the decryption GM of the ciphertext or the value ⊥ to stand for failure.

Speci¬cally, given a ciphertext, the i-th server checks whether the proof π is

valid; in case the test fails the server outputs ⊥. Otherwise, the servers in

QUAL execute the ExpGen protocol on input U1 to compute U1 = H r andw

subsequently decrypt C by returning C/H r as public output.

“ MIX is an m-server protocol that on input a sequence of ciphertexts©1 , . . . ,©n

it outputs a sequence of ciphertexts ©1 , . . . , ©n such that if L1 , . . . , Ln is

the vector of plaintexts of the given ciphertexts, the output of the protocol

is a vector of ciphertexts whose plaintexts are as follows Lp(1) , . . . , Lp(n)

for some randomly selected permutation p.

The MIX protocol follows a roundtable format: according to a schedule,

—¦ —¦

each server reencrypts and shu¬„es a vector of ciphertexts ©1 , . . . , ©n ; then

it broadcasts the shu¬„ed list together with a proof of a correct shu¬„e that

ensures that all plaintext values have been retained. Note that each server

acts on the output of a previous server according to the schedule. If a server

is found to produce an incorrect shu¬„e, the protocol restarts with the mis-

behaving server removed from QUAL. There are a number of protocols that

are suitable for our setting e.g., [17,26,19]. Below we describe our MIX based

on a shu¬„ing protocol that builds on [19].

The ¬rst server Mj in the schedule will check all NIZK proofs that ac-

company the input vector of ciphertexts. It will then operate on the reduced

—¦ —¦

ciphertexts ©1 , . . . , ©n . We modify the shu¬„e protocol of [19] as follows: in

a ¬rst stage each server will broadcast a commitment to the permutation it

66 A. Kiayias, S. Xu, and M. Yung

will use as well as an NIZK that ensures the commitment is properly formed

(broadcasting this commitment is also part of the shu¬„ing protocol). Once

this stage is completed the servers will execute the shu¬„ing protocol ac-

cording to the schedule adhering to their original commitments and using

the Fiat-Shamir heuristic with the hash function H to make the proof non-

interactive. The parameters for the Pedersen type of commitment as the one

used in [19] can be produced by the m servers by executing the protocol

PkGen2 prior to the execution of the mixing protocol (using ¬xed strings

derived from the „ string each time).

“ CMP is an m-server protocol that on input two ciphertexts ©, © it returns

public output 1 if and only if DEC(©) = DEC(© ) (and 0 otherwise). We

notice that CMP as a protocol relates to a private equality test (or PET), see,

e.g., [16]. However, PET is a two-party protocol where two parties wish to

check whether their private values are equal or not; on the other hand in a

CMP protocol a set of servers operate on two ciphertexts and wish to check

whether the corresponding plaintexts are equal when nobody gets to know

the decryption of the ciphertexts.

We present two solutions to the above CMP protocol problem that, depend-

ing on the network connectivity between the servers either one can be more

suitable.
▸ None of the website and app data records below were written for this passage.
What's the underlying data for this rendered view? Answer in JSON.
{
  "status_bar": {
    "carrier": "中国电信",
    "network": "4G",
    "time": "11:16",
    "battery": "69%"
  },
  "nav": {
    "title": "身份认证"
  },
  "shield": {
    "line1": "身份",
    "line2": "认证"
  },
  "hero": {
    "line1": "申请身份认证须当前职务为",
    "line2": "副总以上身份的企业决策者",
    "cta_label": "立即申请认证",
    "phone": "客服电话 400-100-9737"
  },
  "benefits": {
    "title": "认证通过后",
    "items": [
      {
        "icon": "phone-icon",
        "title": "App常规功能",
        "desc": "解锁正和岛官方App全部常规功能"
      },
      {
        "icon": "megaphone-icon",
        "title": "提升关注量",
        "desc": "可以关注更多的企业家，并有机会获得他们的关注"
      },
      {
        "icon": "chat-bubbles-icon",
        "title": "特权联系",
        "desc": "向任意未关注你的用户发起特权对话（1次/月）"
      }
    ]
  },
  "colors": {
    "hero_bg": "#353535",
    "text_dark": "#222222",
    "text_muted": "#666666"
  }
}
The basic idea underlying them is the following observation: Let © =

U1 , U2 , C, π and © = U1 , U2 , C , π , and de¬ne Ψ —¦ = U1 /U1 , U2 /U2 , C/C .

Observe that, assuming ©, © were valid ciphertexts encrypting GM , GM re-

spectively, Ψ —¦ is a valid reduced ciphertext for the value GM’M . It follows that